Portuguese / Spanish / English

Oprah built her talk shows around the hell Iraqis suffer today

Oprah Winfrey is an American talk show host, actress and producer [The Garner Circle PR LLC/Flcikr]

A dazzling self-help guru, feminist and billionaire is the general view held of Oprah Winfrey worldwide. Rarely have her credentials been on trial as they were this week following online speculation prompted by her Golden Globes speech over whether she will run for president in 2020.

In a move to excite the political furore, CNN published an article on Friday citing polls that predict "a double-digit lead over President Donald Trump" for Oprah if she were to run in the 2020 election race.

While the corridors of the internet buzz with enthusiasm over the prospect, others throw up previously well masked secrets from Oprah's past – namely the talk show diva's active participation in packaging and selling America's great war in Iraq.

Five months before Operation Iraqi Freedom mercilessly tore up the country, Oprah cosied up confidently to liberal hawks on her flagship programme televised across more than 100 countries. All the more shocking was Oprah's rhetorical support of the Bush administration.

Almost 10 years ago, when Obama was seeking to assume the mantle of presidential leadership, The New York Times reminded viewers how the Bush White House deemed Oprah's television slot, "insufficiently serious for the incumbent president to visit. But in intervening years, Ms. Winfrey's couch … became so attractive to candidates" within the political world.

Lest the blood of the Iraqis be shed in vain

While Oprah has consistently deflected similar rumours in the past, her political endeavours are now the subject of wild controversies.

Former US secretary of state Colin Powell, New York Times columnist Thomas Friedman and reporter Judith Miller; Ahmad Chalabi's right-hand man Intifada Qanbar, Iraqi defector Khidir Hamza and Kenneth Pollack have all been given a platform on Oprah's show to pedal myths that parrot America's rationale for invading Iraq.

When an African American member of the audience sought to interrogate the wisdom of her guests and media at large, Oprah's response was:

"Oh, we're not trying to propagandise, we're just showing you what is", upholding a vitriolic myth fed to the American public which reveals the co-option of celebrity household names as the cheapest of marketing tools at the American government's disposal.

"Hussein has deadly stocks of anthrax, botulinum toxin which is one of the most virulent poisons known to man", Miller said wearing an expression of genuine concern. None were found and the possibility of war that Oprah built a series of programmes around became the living hell Iraqis are still suffering today.

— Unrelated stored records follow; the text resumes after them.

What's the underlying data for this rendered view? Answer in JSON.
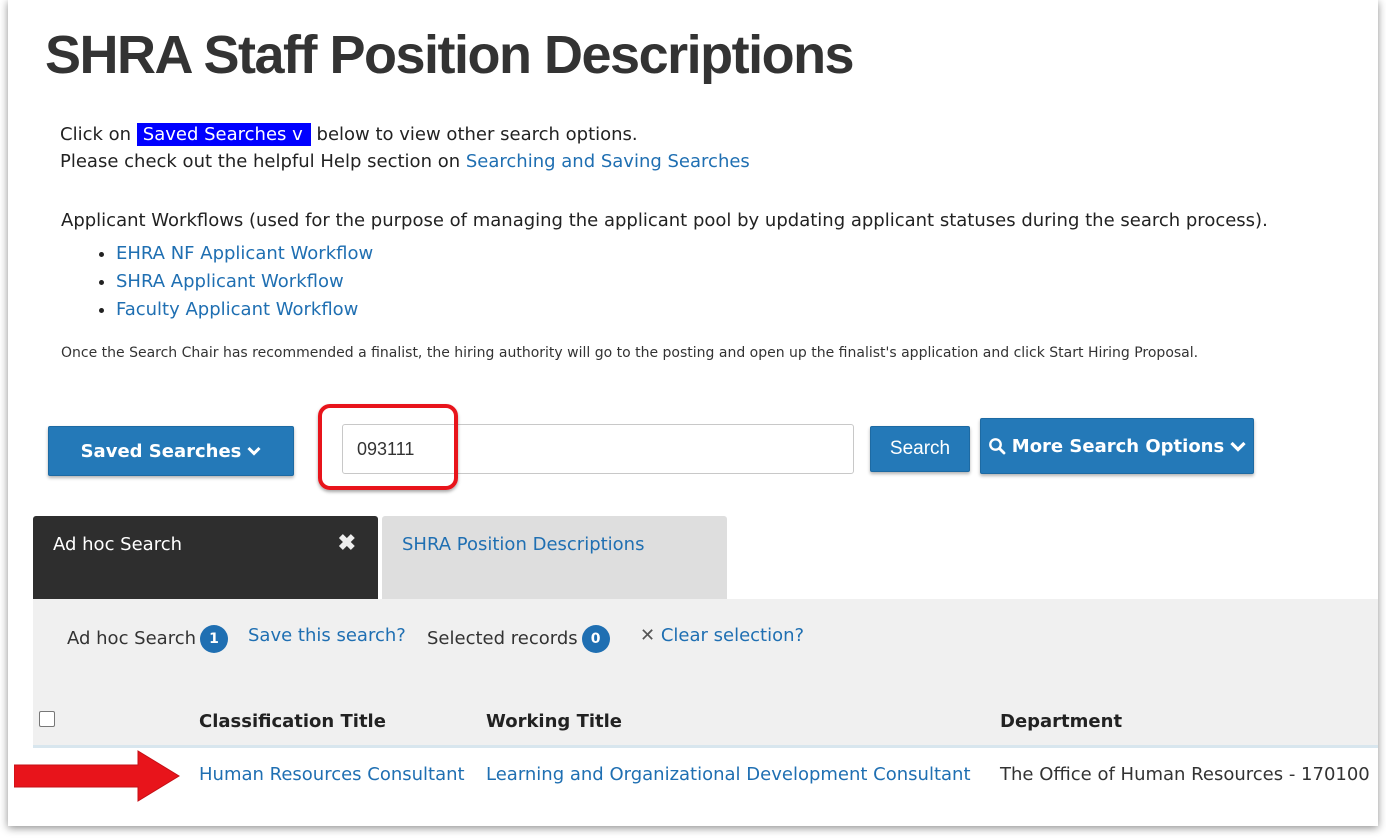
{
  "page_title": "SHRA Staff Position Descriptions",
  "instructions": {
    "click_on": "Click on",
    "saved_searches_highlight": "Saved Searches v",
    "below_text": "below to view other search options.",
    "help_text": "Please check out the helpful Help section on",
    "help_link": "Searching and Saving Searches"
  },
  "workflows": {
    "intro": "Applicant Workflows (used for the purpose of managing the applicant pool by updating applicant statuses during the search process).",
    "items": [
      "EHRA NF Applicant Workflow",
      "SHRA Applicant Workflow",
      "Faculty Applicant Workflow"
    ]
  },
  "note": "Once the Search Chair has recommended a finalist, the hiring authority will go to the posting and open up the finalist's application and click Start Hiring Proposal.",
  "search_bar": {
    "saved_searches_button": "Saved Searches",
    "query_value": "093111",
    "search_button": "Search",
    "more_options_button": "More Search Options"
  },
  "tabs": [
    {
      "label": "Ad hoc Search",
      "active": true
    },
    {
      "label": "SHRA Position Descriptions",
      "active": false
    }
  ],
  "toolbar": {
    "adhoc_label": "Ad hoc Search",
    "adhoc_count": "1",
    "save_link": "Save this search?",
    "selected_label": "Selected records",
    "selected_count": "0",
    "clear_link": "Clear selection?"
  },
  "table": {
    "columns": [
      "Classification Title",
      "Working Title",
      "Department"
    ],
    "rows": [
      [
        "Human Resources Consultant",
        "Learning and Organizational Development Consultant",
        "The Office of Human Resources - 170100"
      ]
    ]
  },
  "colors": {
    "button_blue": "#2479b8",
    "link_blue": "#1f6fb2",
    "highlight_blue": "#0000ff",
    "annotation_red": "#e8141b"
  }
}
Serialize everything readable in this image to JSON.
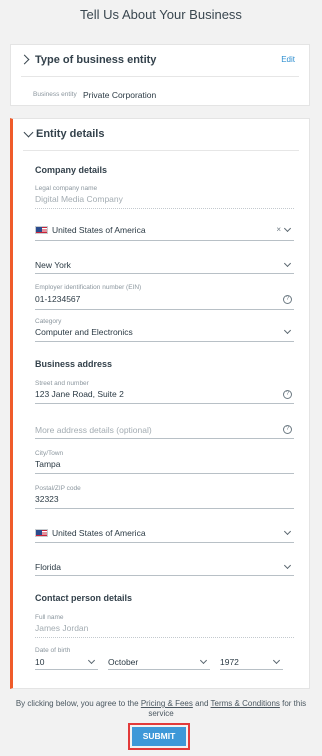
{
  "page": {
    "title": "Tell Us About Your Business"
  },
  "type_section": {
    "title": "Type of business entity",
    "edit_label": "Edit",
    "entity_label": "Business entity",
    "entity_value": "Private Corporation"
  },
  "entity_section": {
    "title": "Entity details",
    "company": {
      "heading": "Company details",
      "legal_name": {
        "label": "Legal company name",
        "value": "Digital Media Company"
      },
      "country": {
        "value": "United States of America",
        "clear": "×"
      },
      "state": {
        "value": "New York"
      },
      "ein": {
        "label": "Employer identification number (EIN)",
        "value": "01-1234567"
      },
      "category": {
        "label": "Category",
        "value": "Computer and Electronics"
      }
    },
    "address": {
      "heading": "Business address",
      "street": {
        "label": "Street and number",
        "value": "123 Jane Road, Suite 2"
      },
      "more": {
        "placeholder": "More address details (optional)"
      },
      "city": {
        "label": "City/Town",
        "value": "Tampa"
      },
      "zip": {
        "label": "Postal/ZIP code",
        "value": "32323"
      },
      "country": {
        "value": "United States of America"
      },
      "state": {
        "value": "Florida"
      }
    },
    "contact": {
      "heading": "Contact person details",
      "full_name": {
        "label": "Full name",
        "value": "James Jordan"
      },
      "dob": {
        "label": "Date of birth",
        "day": "10",
        "month": "October",
        "year": "1972"
      }
    }
  },
  "footer": {
    "text_before": "By clicking below, you agree to the",
    "pricing_link": "Pricing & Fees",
    "and": "and",
    "terms_link": "Terms & Conditions",
    "text_after": "for this service",
    "submit_label": "SUBMIT"
  },
  "icons": {
    "help": "?"
  },
  "colors": {
    "accent_left_border": "#ef5b2a",
    "link": "#2f8fd0",
    "submit_bg": "#3e98d8",
    "submit_highlight": "#e23a3a"
  }
}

The subject may have given her a patriotic ratings boost but it exposed Oprah as an unsuspected beneficiary of a war that has aborted an uncountable number of lives. What few picked up at the time has engendered a media sandstorm. Criticism has largely boiled over Winfrey's endorsement of the Bush administration's regime change policy in Iraq.

Image of US soldiers during the 2003 invasion in Baghdad, Iraq [DVIDSHUB/Flickr]

US soldiers during the 2003 invasion in Baghdad, Iraq [DVIDSHUB/Flickr]

Former US President Barack Obama too has cosied up to Oprah back when he was the governor of Illinois running for president, organising private fundraisers at her Santa Barbara mansion.

As the bidding begins the question to ask is how Oprah's liberal stance square with the rumoured near-future prospect of Oprah running for the presidency.

Writer and researcher Lyndon Mukasa has long questioned the excitement a potential Oprah Winfrey would generate: "Her level of experience is not likely to be any better than Trump's save for a few political and ethical differences" he told Middle East Monitor.

Her daytime chat show, others have speculated, offers the perfect platform for her to continue her bid.

Black and white: Iraq's 'new' enemy is nothing new

Occupying the highest seat of political power does not, Mukasa adds, "make you a hero" or offer a panacea for domestic and global ills:

"In that position Oprah will have to promote US imperialism as she orders drone strikes on Yemen, Afghanistan, Niger, Syria, Somalia and many other countries in the Global South."

Her domestic posture, if elected, is still "limited to the interests of the wider government". The question of how much America needs another celebrity sovereign presents itself and the voter base Oprah can entice.

Criticising the lack of political consciousness in America, Lyndon said that what "people need to understand is that even if you have ethics and morals, Oprah will not get gun control to pass, the police will not be held to any greater accountability over the murders of black people than they are now. Woman will still have to live with the threat of sexual violence, the LGBTQI community will still struggle for recognition and the poor will continue to get poorer". Let us not forget the legacy of war Winfrey will undoubtedly inherit: "Just like Trump, just like Obama, just like Bush and just like Clinton and so many others before she will be inheriting a legacy of war and subjugation that the US was built and effectively thrives on."

The views expressed in this article belong to the author and do not necessarily reflect the editorial policy of Middle East Monitor.

ArticleAsia & AmericasIraqMiddle EastOpinionUS
Show Comments
Writing Palestine - Celebrating the tenth year of the Palestine Book Awards - Buy your copy of the book now
Show Comments